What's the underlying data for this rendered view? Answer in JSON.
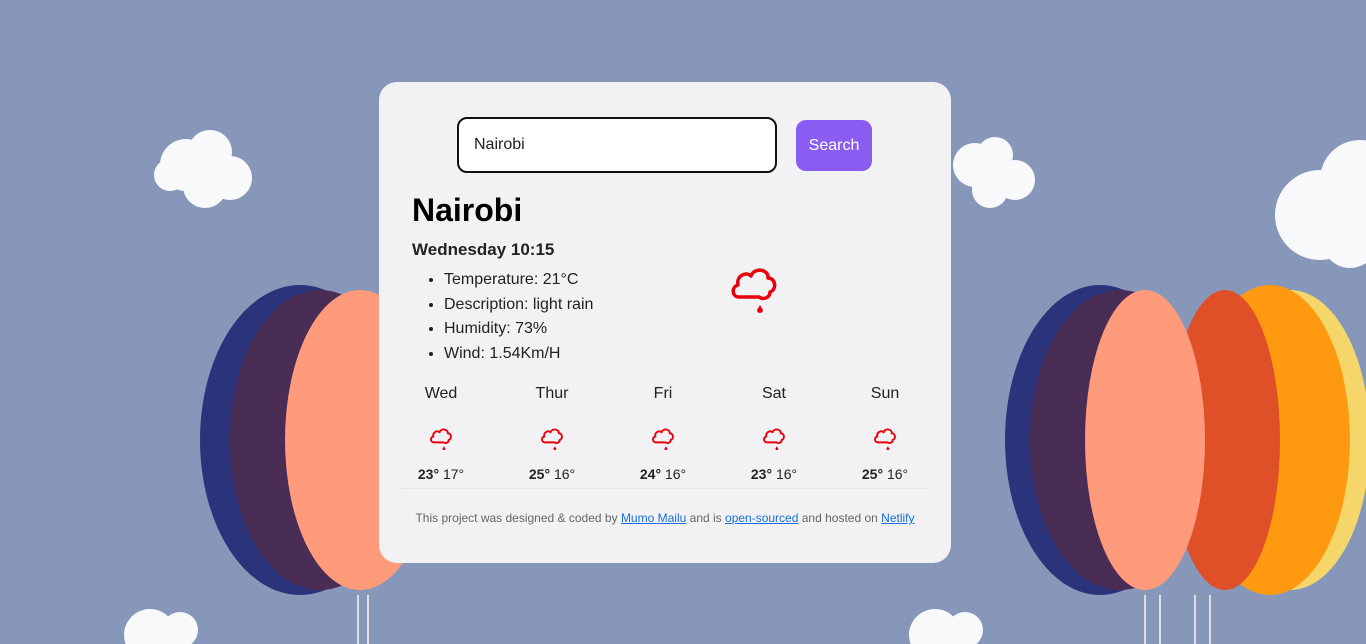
{
  "search": {
    "value": "Nairobi",
    "button_label": "Search"
  },
  "current": {
    "city": "Nairobi",
    "day_time": "Wednesday 10:15",
    "details": [
      "Temperature: 21°C",
      "Description: light rain",
      "Humidity: 73%",
      "Wind: 1.54Km/H"
    ],
    "icon": "rain-cloud-icon"
  },
  "forecast": [
    {
      "day": "Wed",
      "max": "23°",
      "min": "17°",
      "icon": "rain-cloud-icon"
    },
    {
      "day": "Thur",
      "max": "25°",
      "min": "16°",
      "icon": "rain-cloud-icon"
    },
    {
      "day": "Fri",
      "max": "24°",
      "min": "16°",
      "icon": "rain-cloud-icon"
    },
    {
      "day": "Sat",
      "max": "23°",
      "min": "16°",
      "icon": "rain-cloud-icon"
    },
    {
      "day": "Sun",
      "max": "25°",
      "min": "16°",
      "icon": "rain-cloud-icon"
    }
  ],
  "footer": {
    "text1": "This project was designed & coded by",
    "author": "Mumo Mailu",
    "text2": "and is",
    "source": "open-sourced",
    "text3": "and hosted on",
    "host": "Netlify"
  },
  "colors": {
    "accent": "#8a5cf2",
    "icon": "#e8000b",
    "link": "#1a6fd8",
    "background": "#8797b9",
    "card": "#f2f2f5"
  }
}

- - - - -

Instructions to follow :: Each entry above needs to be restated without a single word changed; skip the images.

Response to the task ::
What's the underlying data for this rendered view? Answer in JSON.
{
  "search": {
    "value": "Nairobi",
    "button_label": "Search"
  },
  "current": {
    "city": "Nairobi",
    "day_time": "Wednesday 10:15",
    "details": [
      "Temperature: 21°C",
      "Description: light rain",
      "Humidity: 73%",
      "Wind: 1.54Km/H"
    ],
    "icon": "rain-cloud-icon"
  },
  "forecast": [
    {
      "day": "Wed",
      "max": "23°",
      "min": "17°",
      "icon": "rain-cloud-icon"
    },
    {
      "day": "Thur",
      "max": "25°",
      "min": "16°",
      "icon": "rain-cloud-icon"
    },
    {
      "day": "Fri",
      "max": "24°",
      "min": "16°",
      "icon": "rain-cloud-icon"
    },
    {
      "day": "Sat",
      "max": "23°",
      "min": "16°",
      "icon": "rain-cloud-icon"
    },
    {
      "day": "Sun",
      "max": "25°",
      "min": "16°",
      "icon": "rain-cloud-icon"
    }
  ],
  "footer": {
    "text1": "This project was designed & coded by",
    "author": "Mumo Mailu",
    "text2": "and is",
    "source": "open-sourced",
    "text3": "and hosted on",
    "host": "Netlify"
  },
  "colors": {
    "accent": "#8a5cf2",
    "icon": "#e8000b",
    "link": "#1a6fd8",
    "background": "#8797b9",
    "card": "#f2f2f5"
  }
}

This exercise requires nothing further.